Page:A Lady's Cruise in a French Man-of-War.djvu/155

From Wikisource
Jump to navigation Jump to search
This page has been validated.
131
WILLIAMS ARRIVES AT SAMOA.

Christian—and encourage all his people to do likewise. He and his brother Tamalelangi, or "Son of the Sky," each promised to protect the native teachers and their wives, and gave them a hearty welcome as they landed; nevertheless, the old order passed away in flames and bloodshed, all to avenge the murder of the rapacious tyrant, who had actually been worshipped as a god, till the people could no longer endure his outrages and oppressions, and so waylaid and slew him.

Even at the moment when the teachers were landing on the island of Savaii, the mountains of Upolu, on the other side of the straits, were enveloped in flames and smoke, which told that a battle had been fought that very morning, and that not only were the plantations being destroyed, but that the women, children, and infirm people were all being murdered, and their bodies burnt in their villages. This sanguinary war continued for several months, and the country was so desolated that for miles together not a house was left standing; and even the villages which escaped were full of the sound of wailing and mourning for the dead, in whose honour the living lacerated their own flesh with broken shells and sharks' teeth. When, finally, one party triumphed, they made huge bonfires, into which they threw many of the vanquished. Though the Samoans were never guilty of cannibalism, still there was enough of barbarous cruelty in their warfare to make a residence among them a very anxious experiment. Having done what they could to smooth the way for the teachers, Mr Williams and his colleague were obliged to leave them, in devout trust that their work might prosper.

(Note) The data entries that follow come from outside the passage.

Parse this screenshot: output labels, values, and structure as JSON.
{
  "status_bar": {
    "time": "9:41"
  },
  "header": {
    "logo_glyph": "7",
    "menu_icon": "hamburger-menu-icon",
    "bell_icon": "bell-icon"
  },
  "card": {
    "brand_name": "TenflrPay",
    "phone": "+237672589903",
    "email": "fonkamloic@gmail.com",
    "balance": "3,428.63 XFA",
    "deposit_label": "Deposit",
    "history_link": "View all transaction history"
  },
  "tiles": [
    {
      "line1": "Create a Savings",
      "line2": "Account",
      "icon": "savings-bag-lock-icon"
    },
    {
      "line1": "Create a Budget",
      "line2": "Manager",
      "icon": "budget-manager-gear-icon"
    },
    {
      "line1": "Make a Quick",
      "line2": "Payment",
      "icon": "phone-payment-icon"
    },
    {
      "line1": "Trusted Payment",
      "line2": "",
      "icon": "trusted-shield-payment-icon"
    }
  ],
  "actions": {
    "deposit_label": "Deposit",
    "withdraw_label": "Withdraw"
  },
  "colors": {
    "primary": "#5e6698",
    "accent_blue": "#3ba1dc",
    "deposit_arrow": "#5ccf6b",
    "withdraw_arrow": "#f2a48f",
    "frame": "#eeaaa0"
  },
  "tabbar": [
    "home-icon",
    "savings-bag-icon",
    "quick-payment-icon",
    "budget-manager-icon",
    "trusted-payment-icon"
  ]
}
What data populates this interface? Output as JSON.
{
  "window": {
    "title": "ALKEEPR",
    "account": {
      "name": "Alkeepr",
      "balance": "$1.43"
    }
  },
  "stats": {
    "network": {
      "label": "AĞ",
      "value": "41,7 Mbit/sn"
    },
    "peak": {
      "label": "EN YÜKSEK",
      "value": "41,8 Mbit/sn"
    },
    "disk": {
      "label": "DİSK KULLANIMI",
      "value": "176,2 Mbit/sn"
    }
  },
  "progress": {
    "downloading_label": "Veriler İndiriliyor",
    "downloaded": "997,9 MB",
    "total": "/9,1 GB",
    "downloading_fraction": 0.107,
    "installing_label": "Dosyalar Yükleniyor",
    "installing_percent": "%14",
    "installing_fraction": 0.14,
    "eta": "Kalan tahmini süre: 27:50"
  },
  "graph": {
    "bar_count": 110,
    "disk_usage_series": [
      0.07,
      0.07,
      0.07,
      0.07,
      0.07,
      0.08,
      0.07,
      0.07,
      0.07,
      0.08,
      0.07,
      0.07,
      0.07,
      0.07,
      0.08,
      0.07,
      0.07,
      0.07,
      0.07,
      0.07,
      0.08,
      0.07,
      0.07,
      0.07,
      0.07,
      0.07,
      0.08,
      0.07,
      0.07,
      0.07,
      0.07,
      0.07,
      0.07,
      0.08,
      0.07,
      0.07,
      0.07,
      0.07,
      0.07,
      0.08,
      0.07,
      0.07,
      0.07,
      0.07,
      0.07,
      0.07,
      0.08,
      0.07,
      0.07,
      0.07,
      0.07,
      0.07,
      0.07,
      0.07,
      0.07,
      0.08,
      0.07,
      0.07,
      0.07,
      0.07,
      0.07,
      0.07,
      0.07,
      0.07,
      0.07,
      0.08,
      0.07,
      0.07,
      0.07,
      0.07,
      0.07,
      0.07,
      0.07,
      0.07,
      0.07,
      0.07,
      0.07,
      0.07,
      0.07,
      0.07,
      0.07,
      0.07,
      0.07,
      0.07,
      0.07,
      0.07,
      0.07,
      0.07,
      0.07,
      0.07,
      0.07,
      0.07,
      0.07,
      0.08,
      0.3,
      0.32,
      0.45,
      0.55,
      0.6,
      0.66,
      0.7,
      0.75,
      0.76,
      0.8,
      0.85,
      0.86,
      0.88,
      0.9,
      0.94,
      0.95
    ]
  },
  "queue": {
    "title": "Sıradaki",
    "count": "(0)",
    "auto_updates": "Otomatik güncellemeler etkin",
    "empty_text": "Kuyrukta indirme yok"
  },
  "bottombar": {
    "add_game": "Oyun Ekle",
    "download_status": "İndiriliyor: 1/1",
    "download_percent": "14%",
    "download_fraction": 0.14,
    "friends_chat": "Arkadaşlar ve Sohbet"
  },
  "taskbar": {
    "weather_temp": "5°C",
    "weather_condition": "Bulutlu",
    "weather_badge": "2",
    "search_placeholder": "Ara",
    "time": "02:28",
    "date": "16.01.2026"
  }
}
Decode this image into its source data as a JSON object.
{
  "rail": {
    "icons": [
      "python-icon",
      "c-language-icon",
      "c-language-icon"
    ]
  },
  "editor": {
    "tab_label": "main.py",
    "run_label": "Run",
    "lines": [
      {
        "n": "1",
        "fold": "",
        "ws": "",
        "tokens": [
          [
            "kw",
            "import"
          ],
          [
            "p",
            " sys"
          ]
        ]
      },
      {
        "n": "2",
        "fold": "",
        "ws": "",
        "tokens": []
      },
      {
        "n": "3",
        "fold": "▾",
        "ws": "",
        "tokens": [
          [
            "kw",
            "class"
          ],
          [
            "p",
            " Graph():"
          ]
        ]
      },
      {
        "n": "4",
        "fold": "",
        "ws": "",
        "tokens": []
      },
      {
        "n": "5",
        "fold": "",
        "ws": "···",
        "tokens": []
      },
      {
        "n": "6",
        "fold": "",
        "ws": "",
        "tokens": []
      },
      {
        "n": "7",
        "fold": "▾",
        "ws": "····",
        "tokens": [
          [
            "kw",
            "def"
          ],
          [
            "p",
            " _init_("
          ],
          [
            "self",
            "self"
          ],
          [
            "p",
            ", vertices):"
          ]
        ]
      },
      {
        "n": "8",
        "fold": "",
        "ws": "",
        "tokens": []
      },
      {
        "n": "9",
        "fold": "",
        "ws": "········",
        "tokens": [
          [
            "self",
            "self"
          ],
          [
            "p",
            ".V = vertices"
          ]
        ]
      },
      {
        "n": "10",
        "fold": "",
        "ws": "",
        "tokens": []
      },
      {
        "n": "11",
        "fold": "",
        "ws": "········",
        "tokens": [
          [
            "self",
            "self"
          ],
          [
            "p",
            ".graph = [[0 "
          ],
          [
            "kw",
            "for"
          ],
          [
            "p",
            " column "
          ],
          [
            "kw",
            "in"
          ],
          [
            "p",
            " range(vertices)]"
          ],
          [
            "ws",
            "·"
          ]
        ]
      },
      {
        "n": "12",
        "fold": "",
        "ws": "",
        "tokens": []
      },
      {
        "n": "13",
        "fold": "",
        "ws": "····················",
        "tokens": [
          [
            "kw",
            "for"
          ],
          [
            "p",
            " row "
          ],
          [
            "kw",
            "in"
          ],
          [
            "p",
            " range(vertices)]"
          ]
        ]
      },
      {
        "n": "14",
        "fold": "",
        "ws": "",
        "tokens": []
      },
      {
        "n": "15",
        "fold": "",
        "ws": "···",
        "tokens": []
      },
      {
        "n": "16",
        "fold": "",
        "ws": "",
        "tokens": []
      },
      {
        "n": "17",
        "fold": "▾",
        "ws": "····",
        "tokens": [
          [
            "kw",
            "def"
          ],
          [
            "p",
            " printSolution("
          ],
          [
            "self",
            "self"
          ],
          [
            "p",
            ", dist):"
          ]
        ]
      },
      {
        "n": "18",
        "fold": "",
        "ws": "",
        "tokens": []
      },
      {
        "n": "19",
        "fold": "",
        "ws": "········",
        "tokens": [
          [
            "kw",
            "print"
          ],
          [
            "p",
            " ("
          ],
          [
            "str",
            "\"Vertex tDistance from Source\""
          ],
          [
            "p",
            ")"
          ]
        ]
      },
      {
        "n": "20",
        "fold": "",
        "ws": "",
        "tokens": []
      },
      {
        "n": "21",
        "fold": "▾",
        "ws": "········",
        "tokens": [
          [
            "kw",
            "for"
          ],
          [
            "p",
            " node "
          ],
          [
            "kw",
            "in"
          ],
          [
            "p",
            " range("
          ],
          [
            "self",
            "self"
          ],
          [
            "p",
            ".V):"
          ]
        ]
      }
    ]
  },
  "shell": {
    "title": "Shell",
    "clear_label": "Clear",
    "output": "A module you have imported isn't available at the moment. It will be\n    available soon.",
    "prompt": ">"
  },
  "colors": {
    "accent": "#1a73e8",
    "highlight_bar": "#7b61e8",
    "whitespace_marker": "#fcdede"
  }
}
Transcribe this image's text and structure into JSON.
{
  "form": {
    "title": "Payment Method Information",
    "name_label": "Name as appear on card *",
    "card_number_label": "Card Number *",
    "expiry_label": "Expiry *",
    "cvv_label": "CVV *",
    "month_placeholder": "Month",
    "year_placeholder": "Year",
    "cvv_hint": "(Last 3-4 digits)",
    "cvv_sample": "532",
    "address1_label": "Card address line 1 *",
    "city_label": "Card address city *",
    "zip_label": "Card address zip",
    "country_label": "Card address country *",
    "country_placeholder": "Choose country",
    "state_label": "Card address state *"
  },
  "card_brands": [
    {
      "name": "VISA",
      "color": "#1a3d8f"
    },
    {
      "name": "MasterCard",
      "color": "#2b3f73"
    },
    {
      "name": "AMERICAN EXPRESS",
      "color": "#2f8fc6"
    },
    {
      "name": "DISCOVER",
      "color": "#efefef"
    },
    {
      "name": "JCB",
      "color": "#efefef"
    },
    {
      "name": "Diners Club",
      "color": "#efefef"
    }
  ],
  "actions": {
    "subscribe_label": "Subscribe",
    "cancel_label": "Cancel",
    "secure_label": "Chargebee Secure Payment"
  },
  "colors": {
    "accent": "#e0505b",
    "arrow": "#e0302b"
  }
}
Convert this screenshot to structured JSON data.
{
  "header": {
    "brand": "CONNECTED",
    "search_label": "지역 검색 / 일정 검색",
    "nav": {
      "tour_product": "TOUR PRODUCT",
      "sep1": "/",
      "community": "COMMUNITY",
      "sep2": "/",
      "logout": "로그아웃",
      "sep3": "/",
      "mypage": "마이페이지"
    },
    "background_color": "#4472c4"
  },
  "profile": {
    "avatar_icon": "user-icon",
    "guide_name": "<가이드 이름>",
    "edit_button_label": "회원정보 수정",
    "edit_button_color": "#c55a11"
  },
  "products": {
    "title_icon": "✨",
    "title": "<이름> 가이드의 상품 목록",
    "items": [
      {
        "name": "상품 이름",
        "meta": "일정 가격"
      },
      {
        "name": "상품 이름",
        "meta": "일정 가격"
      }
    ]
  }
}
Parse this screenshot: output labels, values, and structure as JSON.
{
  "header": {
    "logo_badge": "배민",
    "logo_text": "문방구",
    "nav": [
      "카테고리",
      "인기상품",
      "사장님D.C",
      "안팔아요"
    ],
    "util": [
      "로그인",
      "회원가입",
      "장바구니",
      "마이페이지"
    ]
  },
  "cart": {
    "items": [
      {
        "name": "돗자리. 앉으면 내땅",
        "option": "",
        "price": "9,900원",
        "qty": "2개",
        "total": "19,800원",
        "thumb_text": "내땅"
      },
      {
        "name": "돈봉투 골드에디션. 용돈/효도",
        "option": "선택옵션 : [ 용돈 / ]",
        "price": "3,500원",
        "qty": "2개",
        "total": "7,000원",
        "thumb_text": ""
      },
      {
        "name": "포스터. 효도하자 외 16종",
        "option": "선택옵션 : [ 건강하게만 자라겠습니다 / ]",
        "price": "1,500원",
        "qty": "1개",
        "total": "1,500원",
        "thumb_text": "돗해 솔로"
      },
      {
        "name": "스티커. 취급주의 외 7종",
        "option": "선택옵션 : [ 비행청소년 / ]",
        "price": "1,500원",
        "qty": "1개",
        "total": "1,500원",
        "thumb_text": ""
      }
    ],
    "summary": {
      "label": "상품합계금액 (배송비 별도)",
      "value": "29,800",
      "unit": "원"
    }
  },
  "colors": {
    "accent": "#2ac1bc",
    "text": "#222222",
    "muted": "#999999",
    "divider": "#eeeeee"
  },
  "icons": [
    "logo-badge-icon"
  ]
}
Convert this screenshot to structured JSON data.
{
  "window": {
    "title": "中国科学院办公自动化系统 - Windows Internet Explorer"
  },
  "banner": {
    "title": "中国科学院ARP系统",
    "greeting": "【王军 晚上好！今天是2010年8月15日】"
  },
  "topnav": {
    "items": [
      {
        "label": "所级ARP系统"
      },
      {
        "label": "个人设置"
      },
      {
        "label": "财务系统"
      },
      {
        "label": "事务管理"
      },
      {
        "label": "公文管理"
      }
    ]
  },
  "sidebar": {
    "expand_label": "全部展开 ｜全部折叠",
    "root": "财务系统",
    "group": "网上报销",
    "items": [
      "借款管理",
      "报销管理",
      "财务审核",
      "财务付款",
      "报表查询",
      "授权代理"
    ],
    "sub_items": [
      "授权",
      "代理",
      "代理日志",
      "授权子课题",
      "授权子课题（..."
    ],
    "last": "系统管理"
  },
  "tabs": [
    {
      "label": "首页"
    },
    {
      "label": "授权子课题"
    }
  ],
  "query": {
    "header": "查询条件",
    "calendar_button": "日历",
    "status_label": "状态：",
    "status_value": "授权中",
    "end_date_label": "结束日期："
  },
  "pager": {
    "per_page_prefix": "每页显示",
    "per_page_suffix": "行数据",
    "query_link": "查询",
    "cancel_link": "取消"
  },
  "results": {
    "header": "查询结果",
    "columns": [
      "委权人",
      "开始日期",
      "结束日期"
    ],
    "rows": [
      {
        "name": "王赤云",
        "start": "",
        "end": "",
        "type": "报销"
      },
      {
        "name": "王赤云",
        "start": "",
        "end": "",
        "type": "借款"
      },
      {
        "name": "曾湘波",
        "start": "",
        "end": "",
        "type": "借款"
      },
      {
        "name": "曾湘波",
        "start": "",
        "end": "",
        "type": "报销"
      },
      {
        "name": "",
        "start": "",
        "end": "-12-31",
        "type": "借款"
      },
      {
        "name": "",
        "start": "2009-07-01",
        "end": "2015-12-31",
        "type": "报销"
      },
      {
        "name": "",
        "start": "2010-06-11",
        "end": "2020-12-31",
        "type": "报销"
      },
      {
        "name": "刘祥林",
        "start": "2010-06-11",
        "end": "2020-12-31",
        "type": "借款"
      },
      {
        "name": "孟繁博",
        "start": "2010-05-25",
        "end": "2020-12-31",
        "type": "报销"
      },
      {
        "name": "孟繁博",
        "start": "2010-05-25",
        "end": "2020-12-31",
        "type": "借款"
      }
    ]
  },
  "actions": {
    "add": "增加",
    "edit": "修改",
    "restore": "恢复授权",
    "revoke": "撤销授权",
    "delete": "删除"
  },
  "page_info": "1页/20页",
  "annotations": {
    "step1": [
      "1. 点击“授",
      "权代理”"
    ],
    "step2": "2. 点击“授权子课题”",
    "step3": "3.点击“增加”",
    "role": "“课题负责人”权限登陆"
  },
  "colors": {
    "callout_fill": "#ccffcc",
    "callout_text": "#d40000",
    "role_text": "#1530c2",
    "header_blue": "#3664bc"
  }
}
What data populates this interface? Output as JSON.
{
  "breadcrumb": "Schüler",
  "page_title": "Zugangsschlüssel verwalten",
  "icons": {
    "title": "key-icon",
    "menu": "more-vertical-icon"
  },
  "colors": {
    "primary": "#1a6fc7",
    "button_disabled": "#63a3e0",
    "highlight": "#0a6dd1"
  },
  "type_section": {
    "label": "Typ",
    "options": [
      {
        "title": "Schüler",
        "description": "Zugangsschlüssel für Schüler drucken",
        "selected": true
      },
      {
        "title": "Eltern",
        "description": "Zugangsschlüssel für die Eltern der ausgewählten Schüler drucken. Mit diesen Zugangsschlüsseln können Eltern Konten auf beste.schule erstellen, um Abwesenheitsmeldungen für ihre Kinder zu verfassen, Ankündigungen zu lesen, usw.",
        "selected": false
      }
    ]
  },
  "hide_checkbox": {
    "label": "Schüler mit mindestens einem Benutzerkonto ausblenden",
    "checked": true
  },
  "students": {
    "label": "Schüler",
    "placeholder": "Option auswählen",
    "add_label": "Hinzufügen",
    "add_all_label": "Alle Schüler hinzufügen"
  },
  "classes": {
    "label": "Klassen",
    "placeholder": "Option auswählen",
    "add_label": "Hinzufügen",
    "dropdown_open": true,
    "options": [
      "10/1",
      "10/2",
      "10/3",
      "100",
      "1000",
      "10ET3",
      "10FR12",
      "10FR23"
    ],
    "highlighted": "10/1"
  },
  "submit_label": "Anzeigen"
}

Twenty months elapsed ere they were again able to return to Samoa, and marvellous, far beyond their highest hopes, was the change they found. On their first visit they had only touched at Savaii and Upolu, the most westerly of the Navigator group. Now the first land they sighted was Manua, the most easterly, about 250 miles distant from that on which the teachers were established. To their astonishment a number of canoes came out to meet them, and as they neared the vessel several natives stood up and declared themselves to be Christians, and that they were